*** Begin section ***

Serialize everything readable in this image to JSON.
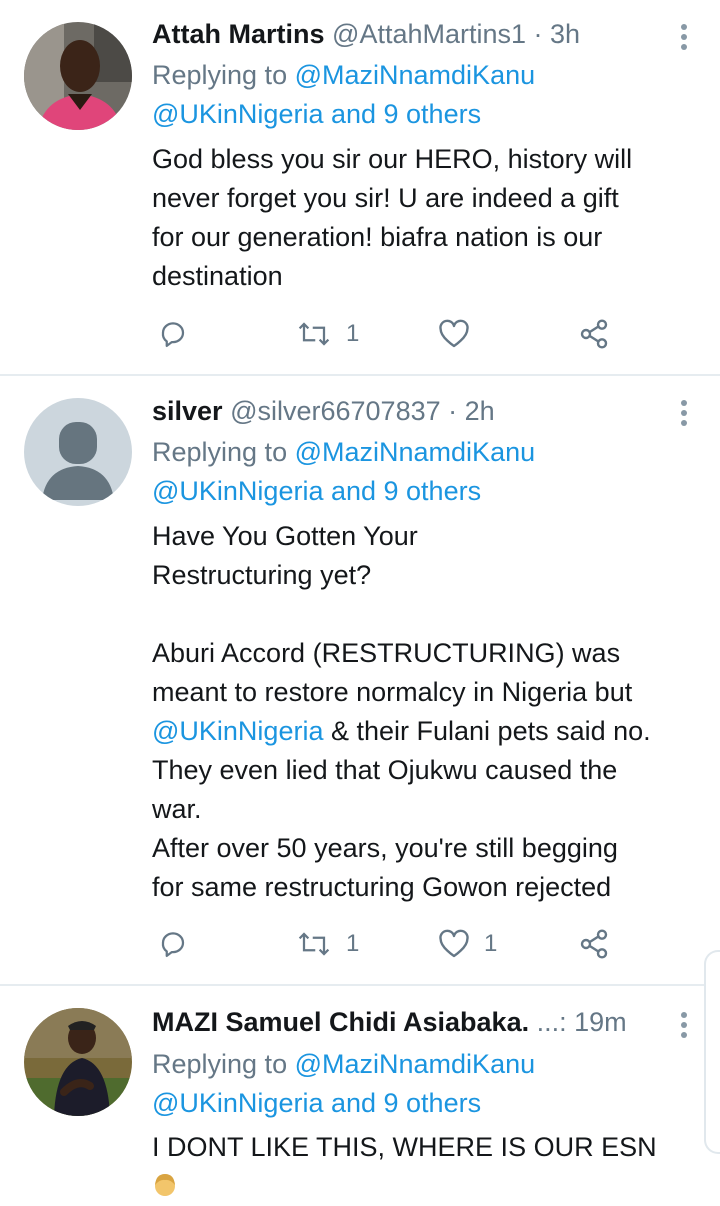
{
  "tweets": [
    {
      "name": "Attah Martins",
      "handle": "@AttahMartins1",
      "time": "3h",
      "replying_prefix": "Replying to",
      "replying_user": "@MaziNnamdiKanu",
      "replying_others": "@UKinNigeria and 9 others",
      "body_lines": [
        "God bless you sir our HERO, history will",
        "never forget you sir! U are indeed a gift",
        "for our generation! biafra nation is our",
        "destination"
      ],
      "retweets": "1",
      "likes": ""
    },
    {
      "name": "silver",
      "handle": "@silver66707837",
      "time": "2h",
      "replying_prefix": "Replying to",
      "replying_user": "@MaziNnamdiKanu",
      "replying_others": "@UKinNigeria and 9 others",
      "body_lines": [
        "Have You Gotten Your",
        "Restructuring yet?",
        "",
        "Aburi Accord (RESTRUCTURING) was",
        "meant to restore normalcy in Nigeria but",
        "& their Fulani pets said no.",
        "They even lied that Ojukwu caused the",
        "war.",
        "After over 50 years, you're still begging",
        "for same restructuring Gowon rejected"
      ],
      "mention_in_body": "@UKinNigeria",
      "retweets": "1",
      "likes": "1"
    },
    {
      "name": "MAZI Samuel Chidi Asiabaka.",
      "handle": "...:",
      "time": "19m",
      "replying_prefix": "Replying to",
      "replying_user": "@MaziNnamdiKanu",
      "replying_others": "@UKinNigeria and 9 others",
      "body_lines": [
        "I DONT LIKE THIS, WHERE IS OUR ESN"
      ]
    }
  ],
  "icons": {
    "reply": "reply-icon",
    "retweet": "retweet-icon",
    "like": "heart-icon",
    "share": "share-icon",
    "more": "more-vertical-icon",
    "emoji": "emoji-icon"
  },
  "colors": {
    "link": "#1b95e0",
    "muted": "#657786",
    "divider": "#e6ecf0"
  }
}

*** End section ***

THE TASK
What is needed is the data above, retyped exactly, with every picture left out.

ANSWER BOX
Serialize everything readable in this image to JSON.
{
  "tweets": [
    {
      "name": "Attah Martins",
      "handle": "@AttahMartins1",
      "time": "3h",
      "replying_prefix": "Replying to",
      "replying_user": "@MaziNnamdiKanu",
      "replying_others": "@UKinNigeria and 9 others",
      "body_lines": [
        "God bless you sir our HERO, history will",
        "never forget you sir! U are indeed a gift",
        "for our generation! biafra nation is our",
        "destination"
      ],
      "retweets": "1",
      "likes": ""
    },
    {
      "name": "silver",
      "handle": "@silver66707837",
      "time": "2h",
      "replying_prefix": "Replying to",
      "replying_user": "@MaziNnamdiKanu",
      "replying_others": "@UKinNigeria and 9 others",
      "body_lines": [
        "Have You Gotten Your",
        "Restructuring yet?",
        "",
        "Aburi Accord (RESTRUCTURING) was",
        "meant to restore normalcy in Nigeria but",
        "& their Fulani pets said no.",
        "They even lied that Ojukwu caused the",
        "war.",
        "After over 50 years, you're still begging",
        "for same restructuring Gowon rejected"
      ],
      "mention_in_body": "@UKinNigeria",
      "retweets": "1",
      "likes": "1"
    },
    {
      "name": "MAZI Samuel Chidi Asiabaka.",
      "handle": "...:",
      "time": "19m",
      "replying_prefix": "Replying to",
      "replying_user": "@MaziNnamdiKanu",
      "replying_others": "@UKinNigeria and 9 others",
      "body_lines": [
        "I DONT LIKE THIS, WHERE IS OUR ESN"
      ]
    }
  ],
  "icons": {
    "reply": "reply-icon",
    "retweet": "retweet-icon",
    "like": "heart-icon",
    "share": "share-icon",
    "more": "more-vertical-icon",
    "emoji": "emoji-icon"
  },
  "colors": {
    "link": "#1b95e0",
    "muted": "#657786",
    "divider": "#e6ecf0"
  }
}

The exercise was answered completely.